  • Engineered wood products (EWPs)
    Any wood product that derives at least some of its structural properties from more than just natural wood fiber or solid-sawn lumber is an engineered wood product. They all contain adhesive or mechanical fasteners, or both. EWPs tend to be more consistent in their performance properties than their solid-sawn counterparts; less tolerant of site modifications; and more flexible in extending design beyond what is possible with solid-sawn counterparts. In recent years, many EWPs have become very competitive in price with solid-sawn counterparts.

    Because EWPs (except plywood) utilize smaller, fastergrowing trees, they can relieve pressure placed on more environmentally sensitive old-growth resources. (With the exception of some pressure-laminated thin fiberboard sheathings such as ThermoPly“, no structural EWPs currently being produced utilize any recycled wood.) EWPs range from oriented strand board (OSB) to floor and roof trusses, to horizontal framing members such as I-joists, laminated veneer lumber (lvls), and glulam beams. Their use can increase spacing schedules, yield deeper framing cavities for accommodating mechanicals, and result in fewer problems with the cross-width shrinkage common in deeper solid-sawn framing members. Although it is always possible to use any wood resource inefficiently (including EWPs), EWPs generally represent the opportunity for more efficient wood use.

  • Wood products from sustainably harvested sources
    As a renewable resource, wood has inherent resource efficiency. But there is quite a range of harvesting practices, within and beyond the United States. True renewability necessitates harvesting practices, replanting, and forest diversity maintenance that sustain the resource. There are currently four forest certification programs active within North America—the American Tree Farm System, the Canadian Standard Association’s (CSA) Sustainable Forest Management Program, the Forest Stewardship Council (FSC) program (http://www.fscoax.org), and the American Forest and Paper Association’s (AF&PA) Sustainable Forestry Initiative. Only one program—the FSC-certified program—requires third-party certification, chain of custody documentation, and product labeling; attributes that we think are crucial for long-term efficient wood use. But judge for yourself—all of the programs represent significant departures from long-standing unsustainable harvesting practices and can be compared: http://www.certifiedwood.org/index.htm. This site also includes a nationwide sourcing database for FSC-certified wood products. The availability of FSC-certified solid-sawn wood products is still limited but definitely growing; on the EcoVillage Cleveland Building America project, we had no trouble specifying FSC-certified lumber in terms of availability or impact on the budget.

Delivery and On-Site Storage

It's pretty easy to just lay this out in simple terms—only deliver to the job site exactly what you need and then treat the materials with respect once they arrive.

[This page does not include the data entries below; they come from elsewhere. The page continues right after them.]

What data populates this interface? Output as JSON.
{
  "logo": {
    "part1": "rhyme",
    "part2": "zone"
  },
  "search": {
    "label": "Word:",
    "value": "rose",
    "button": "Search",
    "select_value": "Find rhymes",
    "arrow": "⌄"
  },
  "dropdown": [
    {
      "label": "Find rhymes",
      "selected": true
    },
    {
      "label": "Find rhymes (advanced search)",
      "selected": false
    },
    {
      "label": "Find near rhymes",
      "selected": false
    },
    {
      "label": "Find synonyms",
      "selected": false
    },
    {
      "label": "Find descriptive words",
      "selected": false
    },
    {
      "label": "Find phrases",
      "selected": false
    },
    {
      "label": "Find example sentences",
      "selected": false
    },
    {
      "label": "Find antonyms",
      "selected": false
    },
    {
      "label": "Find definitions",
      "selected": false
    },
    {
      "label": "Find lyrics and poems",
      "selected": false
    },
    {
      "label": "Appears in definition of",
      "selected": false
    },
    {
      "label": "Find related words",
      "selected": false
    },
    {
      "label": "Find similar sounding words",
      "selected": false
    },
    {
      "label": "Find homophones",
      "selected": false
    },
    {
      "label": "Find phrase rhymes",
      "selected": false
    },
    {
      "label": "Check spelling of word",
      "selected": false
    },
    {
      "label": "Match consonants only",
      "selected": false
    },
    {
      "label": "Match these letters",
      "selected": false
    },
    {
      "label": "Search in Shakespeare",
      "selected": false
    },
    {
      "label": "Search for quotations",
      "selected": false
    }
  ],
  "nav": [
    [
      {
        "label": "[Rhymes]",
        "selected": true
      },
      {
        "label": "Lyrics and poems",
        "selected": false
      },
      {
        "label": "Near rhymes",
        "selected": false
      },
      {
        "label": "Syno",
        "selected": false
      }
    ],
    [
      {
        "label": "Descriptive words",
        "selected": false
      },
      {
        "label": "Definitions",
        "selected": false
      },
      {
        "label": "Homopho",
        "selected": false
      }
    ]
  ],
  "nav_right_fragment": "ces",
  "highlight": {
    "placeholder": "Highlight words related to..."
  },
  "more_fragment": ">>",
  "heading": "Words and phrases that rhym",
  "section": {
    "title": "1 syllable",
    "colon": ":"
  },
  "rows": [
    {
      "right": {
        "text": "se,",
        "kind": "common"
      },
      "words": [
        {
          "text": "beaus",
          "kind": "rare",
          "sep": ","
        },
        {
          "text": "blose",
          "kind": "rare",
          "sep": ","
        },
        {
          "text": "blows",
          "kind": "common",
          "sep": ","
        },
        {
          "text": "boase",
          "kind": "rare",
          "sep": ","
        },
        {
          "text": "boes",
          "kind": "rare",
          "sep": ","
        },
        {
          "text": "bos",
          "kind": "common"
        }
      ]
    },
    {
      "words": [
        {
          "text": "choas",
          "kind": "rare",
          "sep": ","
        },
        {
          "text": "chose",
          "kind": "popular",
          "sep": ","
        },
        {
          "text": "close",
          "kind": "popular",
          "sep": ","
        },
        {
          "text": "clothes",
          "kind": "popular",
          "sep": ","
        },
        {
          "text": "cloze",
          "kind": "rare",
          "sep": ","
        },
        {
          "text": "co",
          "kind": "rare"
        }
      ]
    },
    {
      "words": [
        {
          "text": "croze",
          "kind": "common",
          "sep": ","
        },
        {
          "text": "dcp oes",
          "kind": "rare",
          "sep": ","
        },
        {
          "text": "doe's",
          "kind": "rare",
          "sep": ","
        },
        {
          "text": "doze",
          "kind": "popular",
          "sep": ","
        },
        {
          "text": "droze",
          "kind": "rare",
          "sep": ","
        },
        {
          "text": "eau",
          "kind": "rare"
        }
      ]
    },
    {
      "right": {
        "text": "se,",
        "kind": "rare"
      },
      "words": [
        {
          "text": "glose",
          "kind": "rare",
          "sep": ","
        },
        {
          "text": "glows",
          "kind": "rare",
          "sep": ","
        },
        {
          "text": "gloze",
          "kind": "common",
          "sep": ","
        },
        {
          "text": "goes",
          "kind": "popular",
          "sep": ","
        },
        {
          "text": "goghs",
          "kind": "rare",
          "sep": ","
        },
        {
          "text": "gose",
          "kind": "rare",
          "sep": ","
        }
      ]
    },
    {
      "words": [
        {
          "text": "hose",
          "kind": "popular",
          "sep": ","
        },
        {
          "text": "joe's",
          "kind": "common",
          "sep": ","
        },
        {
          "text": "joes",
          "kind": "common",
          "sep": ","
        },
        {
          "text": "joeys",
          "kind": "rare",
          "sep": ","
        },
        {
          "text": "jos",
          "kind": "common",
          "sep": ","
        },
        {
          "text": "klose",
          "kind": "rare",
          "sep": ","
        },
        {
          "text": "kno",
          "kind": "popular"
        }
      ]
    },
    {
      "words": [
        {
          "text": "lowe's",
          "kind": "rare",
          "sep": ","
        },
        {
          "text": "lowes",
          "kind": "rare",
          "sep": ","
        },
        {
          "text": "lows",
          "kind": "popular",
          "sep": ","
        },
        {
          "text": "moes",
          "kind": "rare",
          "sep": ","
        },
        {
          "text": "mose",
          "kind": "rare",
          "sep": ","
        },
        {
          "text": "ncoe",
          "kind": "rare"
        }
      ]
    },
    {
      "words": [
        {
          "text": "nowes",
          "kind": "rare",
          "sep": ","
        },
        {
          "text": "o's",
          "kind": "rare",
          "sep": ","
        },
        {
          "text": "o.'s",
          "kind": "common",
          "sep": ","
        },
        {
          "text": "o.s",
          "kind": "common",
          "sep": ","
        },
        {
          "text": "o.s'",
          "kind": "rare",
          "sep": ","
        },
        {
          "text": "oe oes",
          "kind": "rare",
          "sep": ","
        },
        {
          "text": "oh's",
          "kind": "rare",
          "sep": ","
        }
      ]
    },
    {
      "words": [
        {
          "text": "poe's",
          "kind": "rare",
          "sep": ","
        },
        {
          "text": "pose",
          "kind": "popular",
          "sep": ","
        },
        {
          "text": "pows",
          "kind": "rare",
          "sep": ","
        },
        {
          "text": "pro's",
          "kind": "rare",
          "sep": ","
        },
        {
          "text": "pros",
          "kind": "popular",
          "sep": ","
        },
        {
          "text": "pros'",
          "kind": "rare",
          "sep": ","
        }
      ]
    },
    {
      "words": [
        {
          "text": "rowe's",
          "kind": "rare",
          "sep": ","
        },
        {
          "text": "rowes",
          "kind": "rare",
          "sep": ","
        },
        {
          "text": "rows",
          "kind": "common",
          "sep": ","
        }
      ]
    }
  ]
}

  • Waste factors
    You always need to pad the lumber take-off with a "waste" factor, to account for bad stock and labor errors on the job site. But the question is: what waste factor is reasonable—is it 5% or 15% of the take-off? One job site proverb applies here: you send it, we will use it. Only you know just how closely you can set this factor, but detailed framing plans can work well with a honed-down waste factor. And some builders are experimenting with color-coding or some other way of designating stock so that there is an easy way for everyone from the site super to the carpenter's helper to know for what use each stick was intended.
  • Dunnage and Coverage
    It's pretty amazing to see how disrespectfully lumber packages can be treated on the job site—lifts sitting in mud or puddles of water with no top cover. Why pay for kiln-dried stock and then treat it like landscaping material once it gets to the job site? The performance of wood products — particularly sheet goods — can suffer if left exposed. Protecting wood products on the job site prior to their use is cheap and simple—stick the load to keep it up off the ground and top cover. It will remind your framing crew that they work with valuable product and show your potential homebuyers how you manage what could soon be their materials.

Download complete report here.